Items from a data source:

BEGIN

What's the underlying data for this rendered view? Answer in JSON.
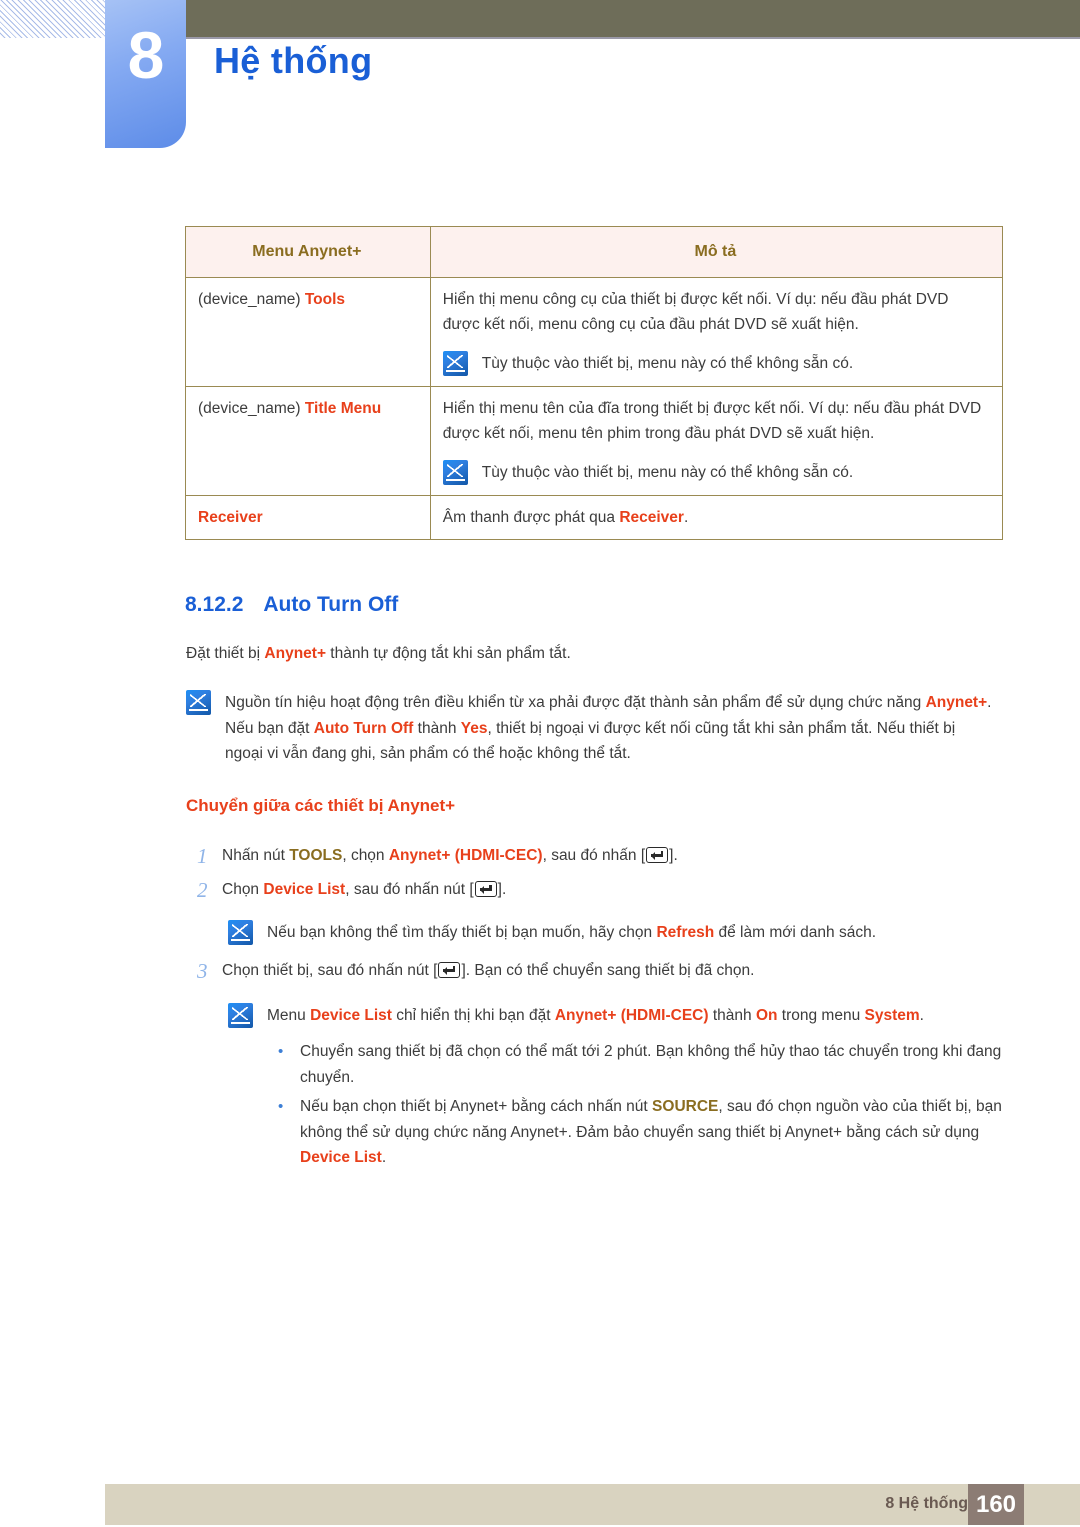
{
  "header": {
    "chapter_number": "8",
    "title": "Hệ thống",
    "accent_blue": "#1a5fd6",
    "chapter_box_color": "#85aaf2",
    "bar_color": "#6e6d59"
  },
  "table": {
    "headers": [
      "Menu Anynet+",
      "Mô tả"
    ],
    "rows": [
      {
        "label_plain": "(device_name) ",
        "label_kw": "Tools",
        "desc_main": "Hiển thị menu công cụ của thiết bị được kết nối. Ví dụ: nếu đầu phát DVD được kết nối, menu công cụ của đầu phát DVD sẽ xuất hiện.",
        "desc_note": "Tùy thuộc vào thiết bị, menu này có thể không sẵn có."
      },
      {
        "label_plain": "(device_name) ",
        "label_kw": "Title Menu",
        "desc_main": "Hiển thị menu tên của đĩa trong thiết bị được kết nối. Ví dụ: nếu đầu phát DVD được kết nối, menu tên phim trong đầu phát DVD sẽ xuất hiện.",
        "desc_note": "Tùy thuộc vào thiết bị, menu này có thể không sẵn có."
      },
      {
        "label_plain": "",
        "label_kw": "Receiver",
        "desc_pre": "Âm thanh được phát qua ",
        "desc_kw": "Receiver",
        "desc_post": "."
      }
    ]
  },
  "section": {
    "number": "8.12.2",
    "title": "Auto Turn Off",
    "intro_pre": "Đặt thiết bị ",
    "intro_kw": "Anynet+",
    "intro_post": " thành tự động tắt khi sản phẩm tắt.",
    "note": {
      "p1": "Nguồn tín hiệu hoạt động trên điều khiển từ xa phải được đặt thành sản phẩm để sử dụng chức năng ",
      "kw1": "Anynet+",
      "p2": ". Nếu bạn đặt ",
      "kw2": "Auto Turn Off",
      "p3": " thành ",
      "kw3": "Yes",
      "p4": ", thiết bị ngoại vi được kết nối cũng tắt khi sản phẩm tắt. Nếu thiết bị ngoại vi vẫn đang ghi, sản phẩm có thể hoặc không thể tắt."
    }
  },
  "subsection": {
    "title": "Chuyển giữa các thiết bị Anynet+",
    "steps": [
      {
        "number": "1",
        "pre": "Nhấn nút ",
        "kw_gold": "TOOLS",
        "mid": ", chọn ",
        "kw_orange": "Anynet+ (HDMI-CEC)",
        "post": ", sau đó nhấn [",
        "tail": "]."
      },
      {
        "number": "2",
        "pre": "Chọn ",
        "kw_orange": "Device List",
        "post": ", sau đó nhấn nút [",
        "tail": "]."
      },
      {
        "number": "3",
        "pre": "Chọn thiết bị, sau đó nhấn nút [",
        "post": "]. Bạn có thể chuyển sang thiết bị đã chọn.",
        "tail": ""
      }
    ],
    "note_after_step2": {
      "pre": "Nếu bạn không thể tìm thấy thiết bị bạn muốn, hãy chọn ",
      "kw": "Refresh",
      "post": " để làm mới danh sách."
    },
    "note_after_step3": {
      "pre": "Menu ",
      "kw1": "Device List",
      "mid1": " chỉ hiển thị khi bạn đặt ",
      "kw2": "Anynet+ (HDMI-CEC)",
      "mid2": " thành ",
      "kw3": "On",
      "mid3": " trong menu ",
      "kw4": "System",
      "post": "."
    },
    "bullets": [
      {
        "text": "Chuyển sang thiết bị đã chọn có thể mất tới 2 phút. Bạn không thể hủy thao tác chuyển trong khi đang chuyển."
      },
      {
        "pre": "Nếu bạn chọn thiết bị Anynet+ bằng cách nhấn nút ",
        "kw_gold": "SOURCE",
        "mid": ", sau đó chọn nguồn vào của thiết bị, bạn không thể sử dụng chức năng Anynet+. Đảm bảo chuyển sang thiết bị Anynet+ bằng cách sử dụng ",
        "kw_orange": "Device List",
        "post": "."
      }
    ]
  },
  "footer": {
    "chapter_label": "8 Hệ thống",
    "page_number": "160"
  }
}
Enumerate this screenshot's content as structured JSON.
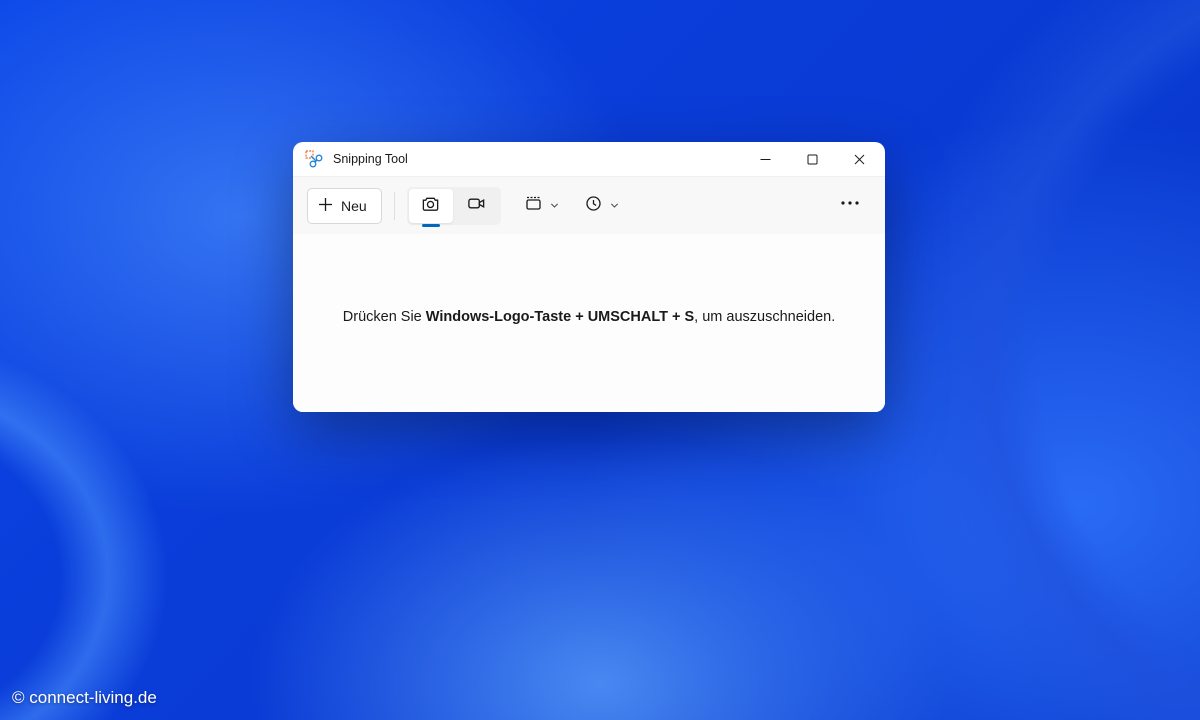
{
  "titlebar": {
    "app_title": "Snipping Tool"
  },
  "toolbar": {
    "new_label": "Neu",
    "icons": {
      "plus": "plus-icon",
      "camera": "camera-icon",
      "video": "video-icon",
      "shape": "rectangle-snip-icon",
      "delay": "clock-icon",
      "more": "more-icon"
    }
  },
  "content": {
    "instruction_prefix": "Drücken Sie ",
    "instruction_shortcut": "Windows-Logo-Taste + UMSCHALT + S",
    "instruction_suffix": ", um auszuschneiden."
  },
  "watermark": "© connect-living.de"
}
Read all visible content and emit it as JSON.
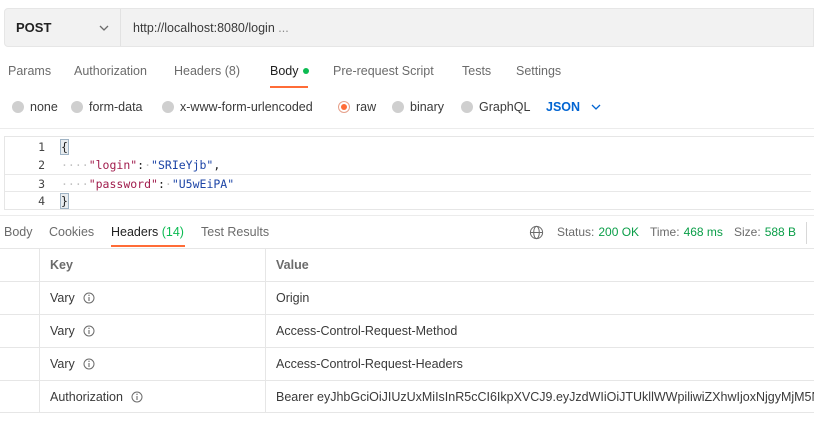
{
  "request": {
    "method": "POST",
    "url": "http://localhost:8080/login",
    "url_ellipsis": "..."
  },
  "request_tabs": [
    {
      "label": "Params"
    },
    {
      "label": "Authorization"
    },
    {
      "label": "Headers",
      "count": "(8)"
    },
    {
      "label": "Body",
      "active": true,
      "has_dot": true
    },
    {
      "label": "Pre-request Script"
    },
    {
      "label": "Tests"
    },
    {
      "label": "Settings"
    }
  ],
  "body_types": [
    {
      "label": "none",
      "selected": false
    },
    {
      "label": "form-data",
      "selected": false
    },
    {
      "label": "x-www-form-urlencoded",
      "selected": false
    },
    {
      "label": "raw",
      "selected": true
    },
    {
      "label": "binary",
      "selected": false
    },
    {
      "label": "GraphQL",
      "selected": false
    }
  ],
  "body_format": "JSON",
  "editor": {
    "lines": [
      {
        "num": "1",
        "text": "{"
      },
      {
        "num": "2",
        "key": "\"login\"",
        "colon": ":",
        "value": "\"SRIeYjb\"",
        "comma": ","
      },
      {
        "num": "3",
        "key": "\"password\"",
        "colon": ":",
        "value": "\"U5wEiPA\""
      },
      {
        "num": "4",
        "text": "}"
      }
    ],
    "whitespace_marker": "····"
  },
  "response_tabs": [
    {
      "label": "Body"
    },
    {
      "label": "Cookies"
    },
    {
      "label": "Headers",
      "count": "(14)",
      "active": true
    },
    {
      "label": "Test Results"
    }
  ],
  "response_status": {
    "status_label": "Status:",
    "status_value": "200 OK",
    "time_label": "Time:",
    "time_value": "468 ms",
    "size_label": "Size:",
    "size_value": "588 B"
  },
  "headers_table": {
    "columns": [
      "Key",
      "Value"
    ],
    "rows": [
      {
        "key": "Vary",
        "value": "Origin"
      },
      {
        "key": "Vary",
        "value": "Access-Control-Request-Method"
      },
      {
        "key": "Vary",
        "value": "Access-Control-Request-Headers"
      },
      {
        "key": "Authorization",
        "value": "Bearer eyJhbGciOiJIUzUxMiIsInR5cCI6IkpXVCJ9.eyJzdWIiOiJTUkllWWpiliwiZXhwIjoxNjgyMjM5N"
      }
    ]
  },
  "colors": {
    "accent": "#ff6c37",
    "active_dot": "#0cbb52",
    "link_blue": "#0265d2",
    "status_green": "#0a9e48"
  }
}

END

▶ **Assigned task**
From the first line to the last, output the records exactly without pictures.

▶ **Result of this task**
What's the underlying data for this rendered view? Answer in JSON.
{
  "header": {
    "chapter_number": "8",
    "title": "Hệ thống",
    "accent_blue": "#1a5fd6",
    "chapter_box_color": "#85aaf2",
    "bar_color": "#6e6d59"
  },
  "table": {
    "headers": [
      "Menu Anynet+",
      "Mô tả"
    ],
    "rows": [
      {
        "label_plain": "(device_name) ",
        "label_kw": "Tools",
        "desc_main": "Hiển thị menu công cụ của thiết bị được kết nối. Ví dụ: nếu đầu phát DVD được kết nối, menu công cụ của đầu phát DVD sẽ xuất hiện.",
        "desc_note": "Tùy thuộc vào thiết bị, menu này có thể không sẵn có."
      },
      {
        "label_plain": "(device_name) ",
        "label_kw": "Title Menu",
        "desc_main": "Hiển thị menu tên của đĩa trong thiết bị được kết nối. Ví dụ: nếu đầu phát DVD được kết nối, menu tên phim trong đầu phát DVD sẽ xuất hiện.",
        "desc_note": "Tùy thuộc vào thiết bị, menu này có thể không sẵn có."
      },
      {
        "label_plain": "",
        "label_kw": "Receiver",
        "desc_pre": "Âm thanh được phát qua ",
        "desc_kw": "Receiver",
        "desc_post": "."
      }
    ]
  },
  "section": {
    "number": "8.12.2",
    "title": "Auto Turn Off",
    "intro_pre": "Đặt thiết bị ",
    "intro_kw": "Anynet+",
    "intro_post": " thành tự động tắt khi sản phẩm tắt.",
    "note": {
      "p1": "Nguồn tín hiệu hoạt động trên điều khiển từ xa phải được đặt thành sản phẩm để sử dụng chức năng ",
      "kw1": "Anynet+",
      "p2": ". Nếu bạn đặt ",
      "kw2": "Auto Turn Off",
      "p3": " thành ",
      "kw3": "Yes",
      "p4": ", thiết bị ngoại vi được kết nối cũng tắt khi sản phẩm tắt. Nếu thiết bị ngoại vi vẫn đang ghi, sản phẩm có thể hoặc không thể tắt."
    }
  },
  "subsection": {
    "title": "Chuyển giữa các thiết bị Anynet+",
    "steps": [
      {
        "number": "1",
        "pre": "Nhấn nút ",
        "kw_gold": "TOOLS",
        "mid": ", chọn ",
        "kw_orange": "Anynet+ (HDMI-CEC)",
        "post": ", sau đó nhấn [",
        "tail": "]."
      },
      {
        "number": "2",
        "pre": "Chọn ",
        "kw_orange": "Device List",
        "post": ", sau đó nhấn nút [",
        "tail": "]."
      },
      {
        "number": "3",
        "pre": "Chọn thiết bị, sau đó nhấn nút [",
        "post": "]. Bạn có thể chuyển sang thiết bị đã chọn.",
        "tail": ""
      }
    ],
    "note_after_step2": {
      "pre": "Nếu bạn không thể tìm thấy thiết bị bạn muốn, hãy chọn ",
      "kw": "Refresh",
      "post": " để làm mới danh sách."
    },
    "note_after_step3": {
      "pre": "Menu ",
      "kw1": "Device List",
      "mid1": " chỉ hiển thị khi bạn đặt ",
      "kw2": "Anynet+ (HDMI-CEC)",
      "mid2": " thành ",
      "kw3": "On",
      "mid3": " trong menu ",
      "kw4": "System",
      "post": "."
    },
    "bullets": [
      {
        "text": "Chuyển sang thiết bị đã chọn có thể mất tới 2 phút. Bạn không thể hủy thao tác chuyển trong khi đang chuyển."
      },
      {
        "pre": "Nếu bạn chọn thiết bị Anynet+ bằng cách nhấn nút ",
        "kw_gold": "SOURCE",
        "mid": ", sau đó chọn nguồn vào của thiết bị, bạn không thể sử dụng chức năng Anynet+. Đảm bảo chuyển sang thiết bị Anynet+ bằng cách sử dụng ",
        "kw_orange": "Device List",
        "post": "."
      }
    ]
  },
  "footer": {
    "chapter_label": "8 Hệ thống",
    "page_number": "160"
  }
}
Enumerate this screenshot's content as structured JSON.
{
  "titlebar": {
    "app_title": "Snipping Tool"
  },
  "toolbar": {
    "new_label": "Neu",
    "icons": {
      "plus": "plus-icon",
      "camera": "camera-icon",
      "video": "video-icon",
      "shape": "rectangle-snip-icon",
      "delay": "clock-icon",
      "more": "more-icon"
    }
  },
  "content": {
    "instruction_prefix": "Drücken Sie ",
    "instruction_shortcut": "Windows-Logo-Taste + UMSCHALT + S",
    "instruction_suffix": ", um auszuschneiden."
  },
  "watermark": "© connect-living.de"
}
Read all visible content and emit it as JSON.
{
  "request": {
    "method": "POST",
    "url": "http://localhost:8080/login",
    "url_ellipsis": "..."
  },
  "request_tabs": [
    {
      "label": "Params"
    },
    {
      "label": "Authorization"
    },
    {
      "label": "Headers",
      "count": "(8)"
    },
    {
      "label": "Body",
      "active": true,
      "has_dot": true
    },
    {
      "label": "Pre-request Script"
    },
    {
      "label": "Tests"
    },
    {
      "label": "Settings"
    }
  ],
  "body_types": [
    {
      "label": "none",
      "selected": false
    },
    {
      "label": "form-data",
      "selected": false
    },
    {
      "label": "x-www-form-urlencoded",
      "selected": false
    },
    {
      "label": "raw",
      "selected": true
    },
    {
      "label": "binary",
      "selected": false
    },
    {
      "label": "GraphQL",
      "selected": false
    }
  ],
  "body_format": "JSON",
  "editor": {
    "lines": [
      {
        "num": "1",
        "text": "{"
      },
      {
        "num": "2",
        "key": "\"login\"",
        "colon": ":",
        "value": "\"SRIeYjb\"",
        "comma": ","
      },
      {
        "num": "3",
        "key": "\"password\"",
        "colon": ":",
        "value": "\"U5wEiPA\""
      },
      {
        "num": "4",
        "text": "}"
      }
    ],
    "whitespace_marker": "····"
  },
  "response_tabs": [
    {
      "label": "Body"
    },
    {
      "label": "Cookies"
    },
    {
      "label": "Headers",
      "count": "(14)",
      "active": true
    },
    {
      "label": "Test Results"
    }
  ],
  "response_status": {
    "status_label": "Status:",
    "status_value": "200 OK",
    "time_label": "Time:",
    "time_value": "468 ms",
    "size_label": "Size:",
    "size_value": "588 B"
  },
  "headers_table": {
    "columns": [
      "Key",
      "Value"
    ],
    "rows": [
      {
        "key": "Vary",
        "value": "Origin"
      },
      {
        "key": "Vary",
        "value": "Access-Control-Request-Method"
      },
      {
        "key": "Vary",
        "value": "Access-Control-Request-Headers"
      },
      {
        "key": "Authorization",
        "value": "Bearer eyJhbGciOiJIUzUxMiIsInR5cCI6IkpXVCJ9.eyJzdWIiOiJTUkllWWpiliwiZXhwIjoxNjgyMjM5N"
      }
    ]
  },
  "colors": {
    "accent": "#ff6c37",
    "active_dot": "#0cbb52",
    "link_blue": "#0265d2",
    "status_green": "#0a9e48"
  }
}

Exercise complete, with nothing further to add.